One more day in the city changing my brand new bike for one special for mountain bike riding, listening to all the recommendations and instructions given to me by the kind family that owned the place and who none of them made comments about my weight, and I was good to go. The next day was nearly perfect, the temperature was nice, and the sun was warm. But there were clouds in the sky, some were even menacingly gray, and there was a cold breeze around. I liked it. It kind of fitted my mood. I needed the sun, and I was determined to make the most out of this new activity. But also I felt upset and resentful that my body had in some way betrayed me and that society made me hate my own body. This anger fueled me just as my genuine excitement and sudden love for biking and mountains did.
In any way, I started. That first day was particularly tough. I was riding through the mountain, ready to go full speed and lose half of my body fat. But I quickly realized that riding a bike in the mountains it’s not the same as riding around my backyard. I had to move hesitantly, and I wasn’t sure that would help me lose weight. And still, I was so tired that when I turned around to go back home, I thought I wouldn’t make it. That night I got so discouraged that I swore I would sell my bike the next day.
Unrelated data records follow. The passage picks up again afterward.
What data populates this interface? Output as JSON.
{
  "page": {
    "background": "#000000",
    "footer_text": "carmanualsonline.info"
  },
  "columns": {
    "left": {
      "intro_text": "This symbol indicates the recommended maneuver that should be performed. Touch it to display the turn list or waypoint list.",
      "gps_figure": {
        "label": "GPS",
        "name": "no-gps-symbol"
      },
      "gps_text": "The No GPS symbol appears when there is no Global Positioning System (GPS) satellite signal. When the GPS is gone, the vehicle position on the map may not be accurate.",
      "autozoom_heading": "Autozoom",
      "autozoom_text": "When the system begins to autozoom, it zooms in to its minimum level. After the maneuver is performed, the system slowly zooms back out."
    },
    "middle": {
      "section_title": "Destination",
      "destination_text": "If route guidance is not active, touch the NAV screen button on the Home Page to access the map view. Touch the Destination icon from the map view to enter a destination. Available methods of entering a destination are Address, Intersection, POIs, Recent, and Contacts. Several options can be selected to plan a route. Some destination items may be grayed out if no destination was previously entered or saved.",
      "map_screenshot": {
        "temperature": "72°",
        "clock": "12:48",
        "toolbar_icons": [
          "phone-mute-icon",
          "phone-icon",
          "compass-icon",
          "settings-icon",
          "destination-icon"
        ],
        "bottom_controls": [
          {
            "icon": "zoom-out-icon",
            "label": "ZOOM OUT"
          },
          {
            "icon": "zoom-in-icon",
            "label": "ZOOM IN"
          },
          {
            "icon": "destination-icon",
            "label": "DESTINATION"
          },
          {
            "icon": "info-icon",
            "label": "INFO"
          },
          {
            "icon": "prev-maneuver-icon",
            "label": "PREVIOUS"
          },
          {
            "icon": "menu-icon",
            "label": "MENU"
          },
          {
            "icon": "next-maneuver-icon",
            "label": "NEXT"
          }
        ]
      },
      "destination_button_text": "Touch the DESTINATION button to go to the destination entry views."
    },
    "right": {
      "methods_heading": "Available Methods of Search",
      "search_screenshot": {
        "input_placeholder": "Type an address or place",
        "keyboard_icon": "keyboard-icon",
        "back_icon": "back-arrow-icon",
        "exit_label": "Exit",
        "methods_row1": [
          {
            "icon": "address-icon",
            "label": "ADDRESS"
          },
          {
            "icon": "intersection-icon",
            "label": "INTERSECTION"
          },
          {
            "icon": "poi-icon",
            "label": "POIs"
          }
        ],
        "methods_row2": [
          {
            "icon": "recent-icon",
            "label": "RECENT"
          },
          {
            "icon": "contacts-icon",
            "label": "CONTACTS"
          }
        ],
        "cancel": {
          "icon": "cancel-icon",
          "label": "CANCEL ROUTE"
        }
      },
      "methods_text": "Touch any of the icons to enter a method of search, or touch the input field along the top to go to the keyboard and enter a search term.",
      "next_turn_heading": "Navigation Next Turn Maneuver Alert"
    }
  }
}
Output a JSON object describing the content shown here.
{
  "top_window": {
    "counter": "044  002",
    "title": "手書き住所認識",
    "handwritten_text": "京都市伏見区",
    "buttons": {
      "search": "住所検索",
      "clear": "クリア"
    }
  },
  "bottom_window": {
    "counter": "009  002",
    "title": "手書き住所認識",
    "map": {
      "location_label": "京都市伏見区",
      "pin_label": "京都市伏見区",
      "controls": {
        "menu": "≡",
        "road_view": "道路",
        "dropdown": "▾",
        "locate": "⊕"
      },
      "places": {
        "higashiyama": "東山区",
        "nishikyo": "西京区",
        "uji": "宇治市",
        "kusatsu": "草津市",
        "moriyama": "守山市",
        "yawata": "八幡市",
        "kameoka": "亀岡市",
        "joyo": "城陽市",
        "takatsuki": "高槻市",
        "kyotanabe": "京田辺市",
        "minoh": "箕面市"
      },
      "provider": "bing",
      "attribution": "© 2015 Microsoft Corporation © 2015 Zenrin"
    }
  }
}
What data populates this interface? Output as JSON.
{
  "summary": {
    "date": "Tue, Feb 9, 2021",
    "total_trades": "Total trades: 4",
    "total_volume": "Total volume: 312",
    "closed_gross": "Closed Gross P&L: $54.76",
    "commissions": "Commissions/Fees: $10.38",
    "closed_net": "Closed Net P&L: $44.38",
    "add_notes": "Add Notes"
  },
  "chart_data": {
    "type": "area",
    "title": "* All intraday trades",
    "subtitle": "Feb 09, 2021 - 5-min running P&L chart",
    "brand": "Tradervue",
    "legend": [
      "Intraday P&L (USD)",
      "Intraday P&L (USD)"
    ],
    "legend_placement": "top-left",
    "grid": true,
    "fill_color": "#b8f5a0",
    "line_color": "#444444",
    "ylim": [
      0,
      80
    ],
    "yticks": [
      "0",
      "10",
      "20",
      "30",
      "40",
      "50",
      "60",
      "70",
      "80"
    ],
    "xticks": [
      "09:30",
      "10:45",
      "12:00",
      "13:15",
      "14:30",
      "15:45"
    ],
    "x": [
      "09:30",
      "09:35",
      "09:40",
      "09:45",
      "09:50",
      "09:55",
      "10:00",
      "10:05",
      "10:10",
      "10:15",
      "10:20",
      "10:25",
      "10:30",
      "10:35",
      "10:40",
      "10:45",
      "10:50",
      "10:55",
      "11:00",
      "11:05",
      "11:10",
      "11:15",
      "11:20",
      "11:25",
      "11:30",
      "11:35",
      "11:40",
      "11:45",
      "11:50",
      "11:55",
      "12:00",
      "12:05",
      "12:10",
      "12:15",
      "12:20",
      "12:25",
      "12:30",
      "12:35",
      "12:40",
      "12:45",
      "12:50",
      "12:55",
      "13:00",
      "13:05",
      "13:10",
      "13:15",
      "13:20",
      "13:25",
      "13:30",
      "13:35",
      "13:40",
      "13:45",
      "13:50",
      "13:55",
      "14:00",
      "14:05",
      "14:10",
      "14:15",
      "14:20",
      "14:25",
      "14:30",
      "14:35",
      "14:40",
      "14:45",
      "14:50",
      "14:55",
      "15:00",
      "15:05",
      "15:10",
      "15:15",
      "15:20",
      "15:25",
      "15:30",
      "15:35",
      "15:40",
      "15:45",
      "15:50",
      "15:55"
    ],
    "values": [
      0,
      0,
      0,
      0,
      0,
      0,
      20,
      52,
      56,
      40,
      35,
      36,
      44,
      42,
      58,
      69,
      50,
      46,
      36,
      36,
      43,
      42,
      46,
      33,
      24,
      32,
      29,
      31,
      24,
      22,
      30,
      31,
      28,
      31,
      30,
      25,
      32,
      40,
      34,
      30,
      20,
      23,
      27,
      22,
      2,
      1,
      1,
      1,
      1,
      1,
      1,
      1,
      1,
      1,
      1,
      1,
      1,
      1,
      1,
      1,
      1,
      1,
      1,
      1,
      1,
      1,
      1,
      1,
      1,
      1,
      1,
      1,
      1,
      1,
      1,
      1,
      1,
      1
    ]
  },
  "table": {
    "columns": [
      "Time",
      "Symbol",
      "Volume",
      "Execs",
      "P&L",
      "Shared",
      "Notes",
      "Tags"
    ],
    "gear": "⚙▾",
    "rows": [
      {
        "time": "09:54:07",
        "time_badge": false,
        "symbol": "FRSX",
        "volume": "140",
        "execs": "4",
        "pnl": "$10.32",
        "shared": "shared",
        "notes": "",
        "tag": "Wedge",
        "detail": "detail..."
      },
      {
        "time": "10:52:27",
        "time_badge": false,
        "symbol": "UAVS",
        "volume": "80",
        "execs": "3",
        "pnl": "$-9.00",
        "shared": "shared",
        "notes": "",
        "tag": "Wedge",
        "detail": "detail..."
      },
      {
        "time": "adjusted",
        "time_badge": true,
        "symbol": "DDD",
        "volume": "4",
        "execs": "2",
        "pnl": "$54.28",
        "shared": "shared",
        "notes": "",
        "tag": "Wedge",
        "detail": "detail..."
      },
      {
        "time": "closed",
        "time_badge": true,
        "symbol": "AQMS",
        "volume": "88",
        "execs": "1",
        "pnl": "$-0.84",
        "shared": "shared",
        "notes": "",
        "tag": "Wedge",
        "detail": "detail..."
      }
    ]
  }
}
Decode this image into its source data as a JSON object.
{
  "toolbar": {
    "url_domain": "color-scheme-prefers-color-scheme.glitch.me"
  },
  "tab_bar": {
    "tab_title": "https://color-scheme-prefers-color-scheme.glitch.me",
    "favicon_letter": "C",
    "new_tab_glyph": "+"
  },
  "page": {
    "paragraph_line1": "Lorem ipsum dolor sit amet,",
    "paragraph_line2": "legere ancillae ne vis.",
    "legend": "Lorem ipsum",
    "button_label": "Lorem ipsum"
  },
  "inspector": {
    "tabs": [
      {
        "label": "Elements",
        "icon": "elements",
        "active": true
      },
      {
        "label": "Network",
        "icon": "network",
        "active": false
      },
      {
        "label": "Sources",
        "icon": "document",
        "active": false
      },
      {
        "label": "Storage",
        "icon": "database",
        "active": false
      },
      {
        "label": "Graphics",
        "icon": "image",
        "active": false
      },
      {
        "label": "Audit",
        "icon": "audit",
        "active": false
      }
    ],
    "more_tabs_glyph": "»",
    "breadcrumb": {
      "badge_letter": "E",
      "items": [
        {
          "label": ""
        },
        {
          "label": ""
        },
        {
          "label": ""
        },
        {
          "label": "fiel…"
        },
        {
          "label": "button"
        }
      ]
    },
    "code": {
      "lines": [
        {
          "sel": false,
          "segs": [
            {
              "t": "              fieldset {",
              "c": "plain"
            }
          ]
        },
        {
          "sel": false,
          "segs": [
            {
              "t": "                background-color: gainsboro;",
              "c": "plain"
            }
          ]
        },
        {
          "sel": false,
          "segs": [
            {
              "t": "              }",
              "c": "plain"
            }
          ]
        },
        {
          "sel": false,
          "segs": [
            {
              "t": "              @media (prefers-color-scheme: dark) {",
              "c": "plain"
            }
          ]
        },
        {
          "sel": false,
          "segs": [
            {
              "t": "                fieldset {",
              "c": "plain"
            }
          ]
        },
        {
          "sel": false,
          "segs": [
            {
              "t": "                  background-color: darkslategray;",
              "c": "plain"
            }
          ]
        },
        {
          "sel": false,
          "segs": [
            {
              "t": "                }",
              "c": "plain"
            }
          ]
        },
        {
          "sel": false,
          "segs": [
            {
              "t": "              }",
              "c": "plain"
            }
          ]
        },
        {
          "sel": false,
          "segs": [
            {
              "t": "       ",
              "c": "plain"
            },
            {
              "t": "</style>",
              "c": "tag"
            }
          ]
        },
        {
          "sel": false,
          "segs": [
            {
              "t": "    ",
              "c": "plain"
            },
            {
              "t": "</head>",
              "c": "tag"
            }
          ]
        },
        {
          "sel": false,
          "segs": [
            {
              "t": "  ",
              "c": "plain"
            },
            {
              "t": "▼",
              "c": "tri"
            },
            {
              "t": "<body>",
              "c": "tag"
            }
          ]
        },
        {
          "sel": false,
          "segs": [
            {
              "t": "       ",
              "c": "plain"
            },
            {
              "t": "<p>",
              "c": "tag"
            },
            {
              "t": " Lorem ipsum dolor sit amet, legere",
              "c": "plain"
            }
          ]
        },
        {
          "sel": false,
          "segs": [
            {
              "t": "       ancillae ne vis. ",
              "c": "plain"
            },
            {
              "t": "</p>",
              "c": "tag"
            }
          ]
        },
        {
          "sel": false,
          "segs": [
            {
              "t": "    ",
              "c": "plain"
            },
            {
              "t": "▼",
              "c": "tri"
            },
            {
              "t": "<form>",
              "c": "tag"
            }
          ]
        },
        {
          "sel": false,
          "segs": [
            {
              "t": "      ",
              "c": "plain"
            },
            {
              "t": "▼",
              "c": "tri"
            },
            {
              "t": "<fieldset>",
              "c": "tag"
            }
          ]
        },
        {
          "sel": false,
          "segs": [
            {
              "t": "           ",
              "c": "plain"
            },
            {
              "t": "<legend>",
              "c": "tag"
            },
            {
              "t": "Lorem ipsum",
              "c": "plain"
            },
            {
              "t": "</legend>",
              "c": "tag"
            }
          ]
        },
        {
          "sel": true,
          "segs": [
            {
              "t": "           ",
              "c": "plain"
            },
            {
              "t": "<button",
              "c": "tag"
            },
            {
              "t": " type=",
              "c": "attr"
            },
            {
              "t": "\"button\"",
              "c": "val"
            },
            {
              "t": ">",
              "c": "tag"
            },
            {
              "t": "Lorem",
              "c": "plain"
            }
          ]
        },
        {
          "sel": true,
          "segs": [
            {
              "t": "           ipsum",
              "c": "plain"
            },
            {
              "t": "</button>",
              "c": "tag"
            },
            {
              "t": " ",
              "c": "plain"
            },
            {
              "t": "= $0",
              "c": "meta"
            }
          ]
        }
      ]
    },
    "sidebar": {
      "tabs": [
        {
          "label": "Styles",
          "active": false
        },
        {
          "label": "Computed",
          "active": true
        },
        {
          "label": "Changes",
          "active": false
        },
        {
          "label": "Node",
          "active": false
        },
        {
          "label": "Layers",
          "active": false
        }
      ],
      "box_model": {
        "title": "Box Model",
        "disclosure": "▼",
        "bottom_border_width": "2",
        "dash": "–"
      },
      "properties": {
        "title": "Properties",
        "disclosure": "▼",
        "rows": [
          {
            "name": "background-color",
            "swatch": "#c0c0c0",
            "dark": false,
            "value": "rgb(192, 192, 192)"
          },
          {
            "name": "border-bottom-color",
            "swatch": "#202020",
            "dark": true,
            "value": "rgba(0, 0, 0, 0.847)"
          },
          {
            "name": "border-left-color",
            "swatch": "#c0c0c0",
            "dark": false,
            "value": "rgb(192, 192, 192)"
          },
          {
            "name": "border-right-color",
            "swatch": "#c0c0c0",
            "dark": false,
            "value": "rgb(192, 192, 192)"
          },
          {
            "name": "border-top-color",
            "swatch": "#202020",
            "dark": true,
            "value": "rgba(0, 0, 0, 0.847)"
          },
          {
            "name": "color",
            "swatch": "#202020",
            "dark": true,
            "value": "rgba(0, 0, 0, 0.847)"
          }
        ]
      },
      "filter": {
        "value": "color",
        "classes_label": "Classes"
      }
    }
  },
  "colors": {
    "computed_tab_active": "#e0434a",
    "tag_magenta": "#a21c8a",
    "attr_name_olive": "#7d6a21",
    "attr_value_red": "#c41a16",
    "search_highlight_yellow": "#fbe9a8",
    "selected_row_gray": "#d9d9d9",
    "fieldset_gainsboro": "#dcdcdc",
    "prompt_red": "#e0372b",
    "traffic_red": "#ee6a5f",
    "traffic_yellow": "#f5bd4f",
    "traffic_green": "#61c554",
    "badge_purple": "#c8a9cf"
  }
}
But when I woke up and looked out the window and realized the morning was perfect this time, kind, tender and the silhouette of the mountains close to my house were so inviting, and I couldn’t help it, I got ready for another try. And something similar continued to happen almost every day for a while.
I would go to the mountain and suffer my way through the beginner’s trail until my body couldn’t take it, but then I had to endure the road back home. However, I quickly discovered the activity had more pros than cons. I loved the solitude of the mountains, the connection with nature, the raw environment. It seemed like it would be annoying, but at the end of the day when I came back bitten by bugs, my legs burning because of the bike, my face red because of the sun and my clothes covered in mud or dirt, I found all that rather gratifying.
It was like my efforts were visible,
Then, almost without me noticing, my efforts became more than visible in those little things. One day, I realized my clothes were getting loose on my body. Then, I ventured into a new, more difficult route and I didn’t struggle too much. This made me realize I was moving faster and more confidently. I was familiar with my bike and with the mountains. I was finally getting in shape. For a second, the idea of giving up crossed my mind but seeing the positive effects this new hobby had in my life, and I decided that mountain bike riding was officially going to become a very special part of my life.